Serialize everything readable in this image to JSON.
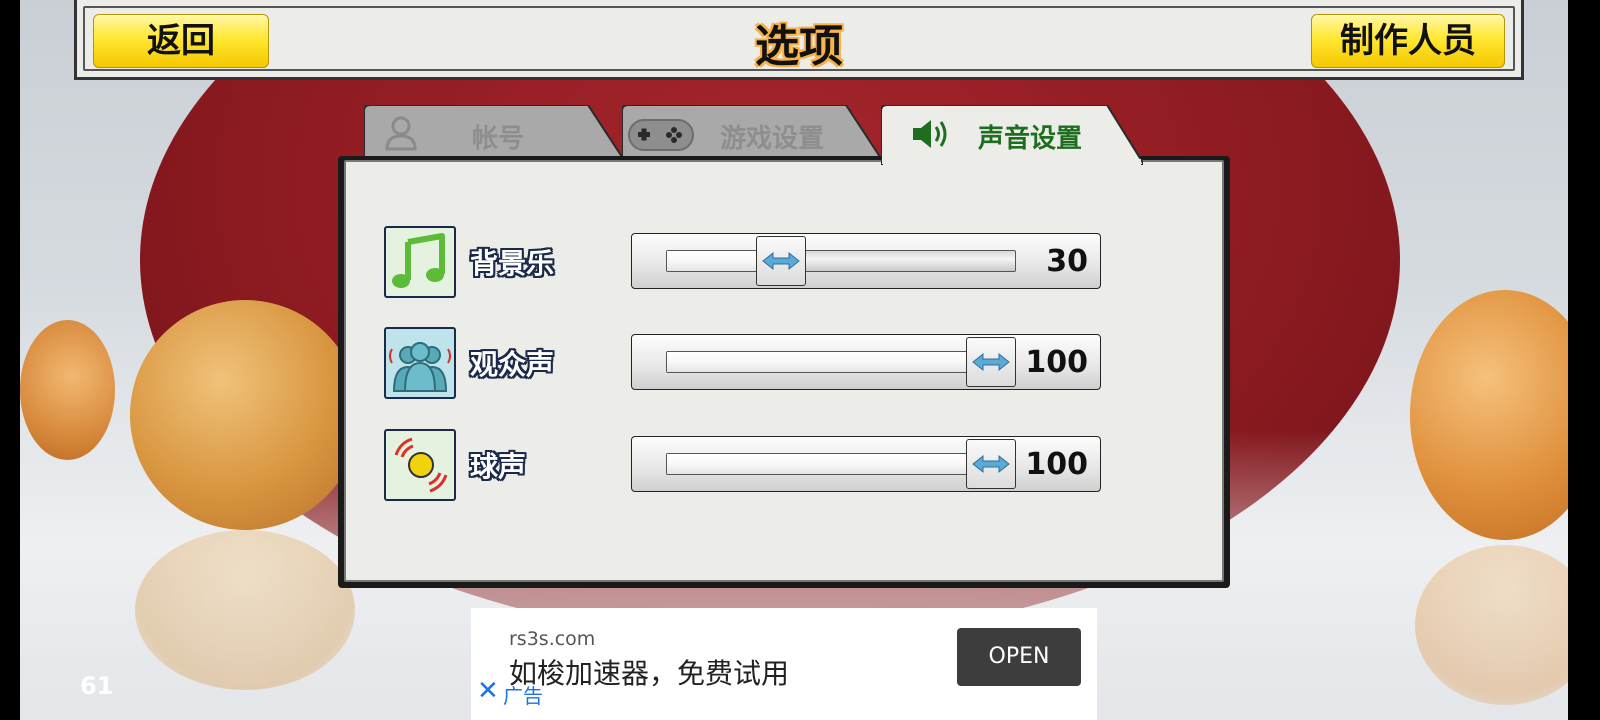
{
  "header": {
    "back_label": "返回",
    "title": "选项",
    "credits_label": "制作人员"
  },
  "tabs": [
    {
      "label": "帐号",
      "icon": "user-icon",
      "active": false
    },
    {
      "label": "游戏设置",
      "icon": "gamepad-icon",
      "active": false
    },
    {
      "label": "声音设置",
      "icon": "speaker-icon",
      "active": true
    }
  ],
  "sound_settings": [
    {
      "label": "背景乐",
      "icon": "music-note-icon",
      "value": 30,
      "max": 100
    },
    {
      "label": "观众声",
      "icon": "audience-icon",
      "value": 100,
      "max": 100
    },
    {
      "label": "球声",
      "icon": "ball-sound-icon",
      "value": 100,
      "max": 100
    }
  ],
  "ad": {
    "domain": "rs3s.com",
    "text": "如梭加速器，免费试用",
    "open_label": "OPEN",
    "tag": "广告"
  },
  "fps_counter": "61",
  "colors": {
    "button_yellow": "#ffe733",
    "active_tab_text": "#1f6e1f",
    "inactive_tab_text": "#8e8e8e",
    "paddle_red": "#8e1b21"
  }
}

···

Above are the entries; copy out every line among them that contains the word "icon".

      "icon": "user-icon",
      "icon": "gamepad-icon",
      "icon": "speaker-icon",
      "icon": "music-note-icon",
      "icon": "audience-icon",
      "icon": "ball-sound-icon",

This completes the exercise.